One of the most important points when creating a show piece is to keep the piece clean and neat. Also try to emulate air and lightness by creating negative space in the piece so it is not too heavy. If you are recreating a life like item make it as close as possible to the natural equivalent. For example a flower should reflect a native flower but on a larger scale. Your structure should be solid to support all your decorations on the piece, but once the show piece is finished your structure should be almost invisible and just supporting your decorations.

Frank Haasnoot Chocolate Showpiece

Frank Haasnoot Chocolate Showpiece from 2011 World Chocolate Master

Chocolate show pieces date back over 70 years in history which started out as piped chocolate filigree assembled into three dimensional centre pieces followed by carved sculptures from a solid block of chocolate.  Then we moved onto modelling chocolate figures, modelling chocolate created from glucose and chocolate. With the invention of chocolate cool spray chocolate show pieces improved in leaps and bounds. Chocolate cool spray is compressed cold air in a aerosol that will instantly set chocolate, which means you no longer have to stand there holding a piece in place waiting for the chocolate to set. We now see incredible architecturally designed pieces that are getting more sophisticated each year.

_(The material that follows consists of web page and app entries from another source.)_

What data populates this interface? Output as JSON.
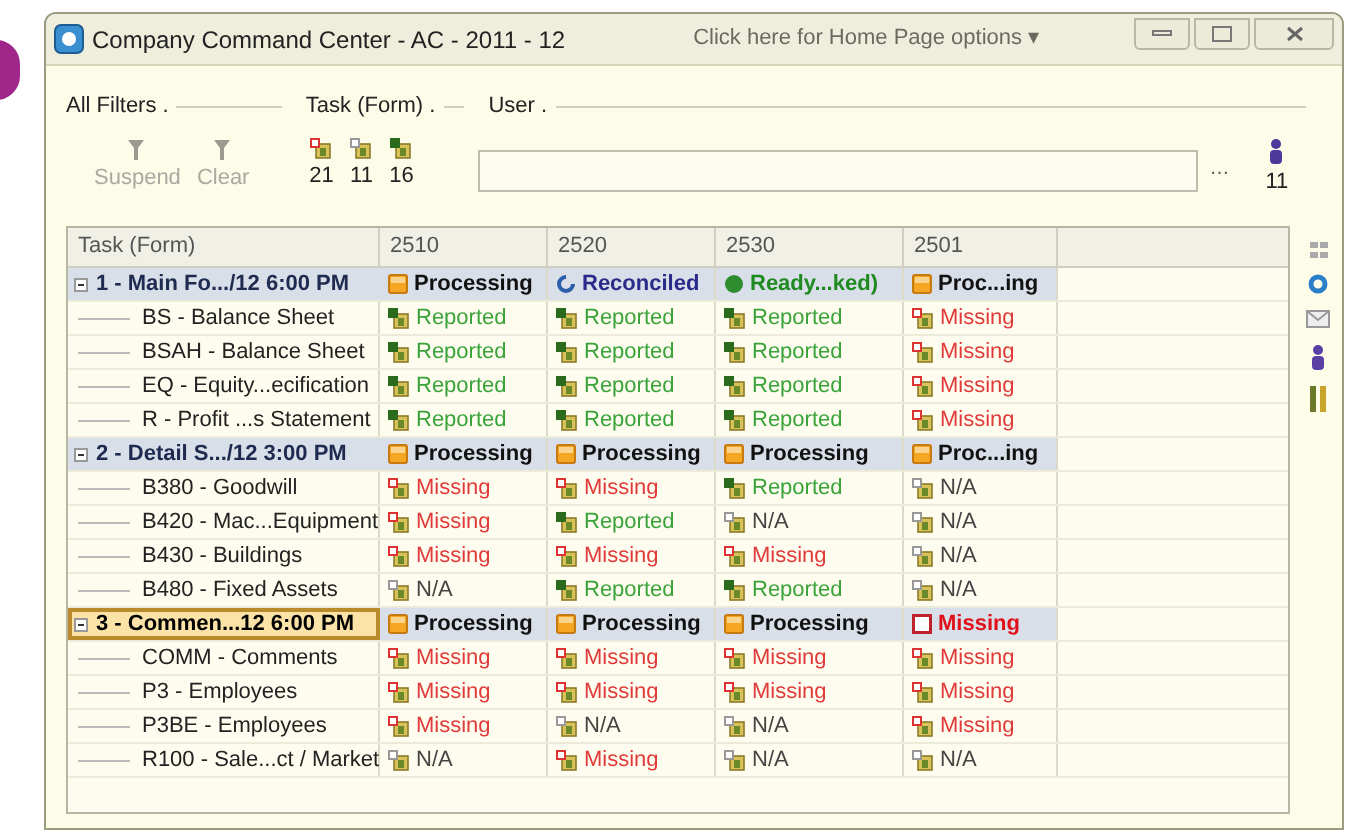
{
  "window": {
    "title": "Company Command Center - AC - 2011 - 12",
    "home_link": "Click here for Home Page options ▾"
  },
  "filters": [
    {
      "label": "All Filters ."
    },
    {
      "label": "Task (Form) ."
    },
    {
      "label": "User ."
    }
  ],
  "toolbar": {
    "buttons": [
      {
        "label": "Suspend",
        "disabled": true
      },
      {
        "label": "Clear",
        "disabled": true
      }
    ],
    "form_counts": [
      {
        "kind": "missing",
        "count": "21"
      },
      {
        "kind": "na",
        "count": "11"
      },
      {
        "kind": "reported",
        "count": "16"
      }
    ],
    "browse_button": "…",
    "user_count": "11"
  },
  "table": {
    "columns": [
      "Task (Form)",
      "2510",
      "2520",
      "2530",
      "2501"
    ],
    "rows": [
      {
        "kind": "group",
        "expanded": true,
        "selected": false,
        "cells": [
          {
            "text": "1 - Main Fo.../12 6:00 PM"
          },
          {
            "kind": "processing",
            "text": "Processing"
          },
          {
            "kind": "reconciled",
            "text": "Reconciled"
          },
          {
            "kind": "ready",
            "text": "Ready...ked)"
          },
          {
            "kind": "processing",
            "text": "Proc...ing"
          }
        ]
      },
      {
        "kind": "item",
        "cells": [
          {
            "text": "BS - Balance Sheet"
          },
          {
            "kind": "reported",
            "text": "Reported"
          },
          {
            "kind": "reported",
            "text": "Reported"
          },
          {
            "kind": "reported",
            "text": "Reported"
          },
          {
            "kind": "missing",
            "text": "Missing"
          }
        ]
      },
      {
        "kind": "item",
        "cells": [
          {
            "text": "BSAH - Balance Sheet"
          },
          {
            "kind": "reported",
            "text": "Reported"
          },
          {
            "kind": "reported",
            "text": "Reported"
          },
          {
            "kind": "reported",
            "text": "Reported"
          },
          {
            "kind": "missing",
            "text": "Missing"
          }
        ]
      },
      {
        "kind": "item",
        "cells": [
          {
            "text": "EQ - Equity...ecification"
          },
          {
            "kind": "reported",
            "text": "Reported"
          },
          {
            "kind": "reported",
            "text": "Reported"
          },
          {
            "kind": "reported",
            "text": "Reported"
          },
          {
            "kind": "missing",
            "text": "Missing"
          }
        ]
      },
      {
        "kind": "item",
        "cells": [
          {
            "text": "R - Profit ...s Statement"
          },
          {
            "kind": "reported",
            "text": "Reported"
          },
          {
            "kind": "reported",
            "text": "Reported"
          },
          {
            "kind": "reported",
            "text": "Reported"
          },
          {
            "kind": "missing",
            "text": "Missing"
          }
        ]
      },
      {
        "kind": "group",
        "expanded": true,
        "selected": false,
        "cells": [
          {
            "text": "2 - Detail S.../12 3:00 PM"
          },
          {
            "kind": "processing",
            "text": "Processing"
          },
          {
            "kind": "processing",
            "text": "Processing"
          },
          {
            "kind": "processing",
            "text": "Processing"
          },
          {
            "kind": "processing",
            "text": "Proc...ing"
          }
        ]
      },
      {
        "kind": "item",
        "cells": [
          {
            "text": "B380 - Goodwill"
          },
          {
            "kind": "missing",
            "text": "Missing"
          },
          {
            "kind": "missing",
            "text": "Missing"
          },
          {
            "kind": "reported",
            "text": "Reported"
          },
          {
            "kind": "na",
            "text": "N/A"
          }
        ]
      },
      {
        "kind": "item",
        "cells": [
          {
            "text": "B420 - Mac...Equipment"
          },
          {
            "kind": "missing",
            "text": "Missing"
          },
          {
            "kind": "reported",
            "text": "Reported"
          },
          {
            "kind": "na",
            "text": "N/A"
          },
          {
            "kind": "na",
            "text": "N/A"
          }
        ]
      },
      {
        "kind": "item",
        "cells": [
          {
            "text": "B430 - Buildings"
          },
          {
            "kind": "missing",
            "text": "Missing"
          },
          {
            "kind": "missing",
            "text": "Missing"
          },
          {
            "kind": "missing",
            "text": "Missing"
          },
          {
            "kind": "na",
            "text": "N/A"
          }
        ]
      },
      {
        "kind": "item",
        "cells": [
          {
            "text": "B480 - Fixed Assets"
          },
          {
            "kind": "na",
            "text": "N/A"
          },
          {
            "kind": "reported",
            "text": "Reported"
          },
          {
            "kind": "reported",
            "text": "Reported"
          },
          {
            "kind": "na",
            "text": "N/A"
          }
        ]
      },
      {
        "kind": "group",
        "expanded": true,
        "selected": true,
        "cells": [
          {
            "text": "3 - Commen...12 6:00 PM"
          },
          {
            "kind": "processing",
            "text": "Processing"
          },
          {
            "kind": "processing",
            "text": "Processing"
          },
          {
            "kind": "processing",
            "text": "Processing"
          },
          {
            "kind": "alert",
            "text": "Missing"
          }
        ]
      },
      {
        "kind": "item",
        "cells": [
          {
            "text": "COMM - Comments"
          },
          {
            "kind": "missing",
            "text": "Missing"
          },
          {
            "kind": "missing",
            "text": "Missing"
          },
          {
            "kind": "missing",
            "text": "Missing"
          },
          {
            "kind": "missing",
            "text": "Missing"
          }
        ]
      },
      {
        "kind": "item",
        "cells": [
          {
            "text": "P3 - Employees"
          },
          {
            "kind": "missing",
            "text": "Missing"
          },
          {
            "kind": "missing",
            "text": "Missing"
          },
          {
            "kind": "missing",
            "text": "Missing"
          },
          {
            "kind": "missing",
            "text": "Missing"
          }
        ]
      },
      {
        "kind": "item",
        "cells": [
          {
            "text": "P3BE - Employees"
          },
          {
            "kind": "missing",
            "text": "Missing"
          },
          {
            "kind": "na",
            "text": "N/A"
          },
          {
            "kind": "na",
            "text": "N/A"
          },
          {
            "kind": "missing",
            "text": "Missing"
          }
        ]
      },
      {
        "kind": "item",
        "cells": [
          {
            "text": "R100 - Sale...ct / Market"
          },
          {
            "kind": "na",
            "text": "N/A"
          },
          {
            "kind": "missing",
            "text": "Missing"
          },
          {
            "kind": "na",
            "text": "N/A"
          },
          {
            "kind": "na",
            "text": "N/A"
          }
        ]
      }
    ]
  }
}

Savour has just launched the newest chocolate showpiece creation for students to create in class. The western themed showpiece featuring various skulls, intricate flowers and life-like barbed wired.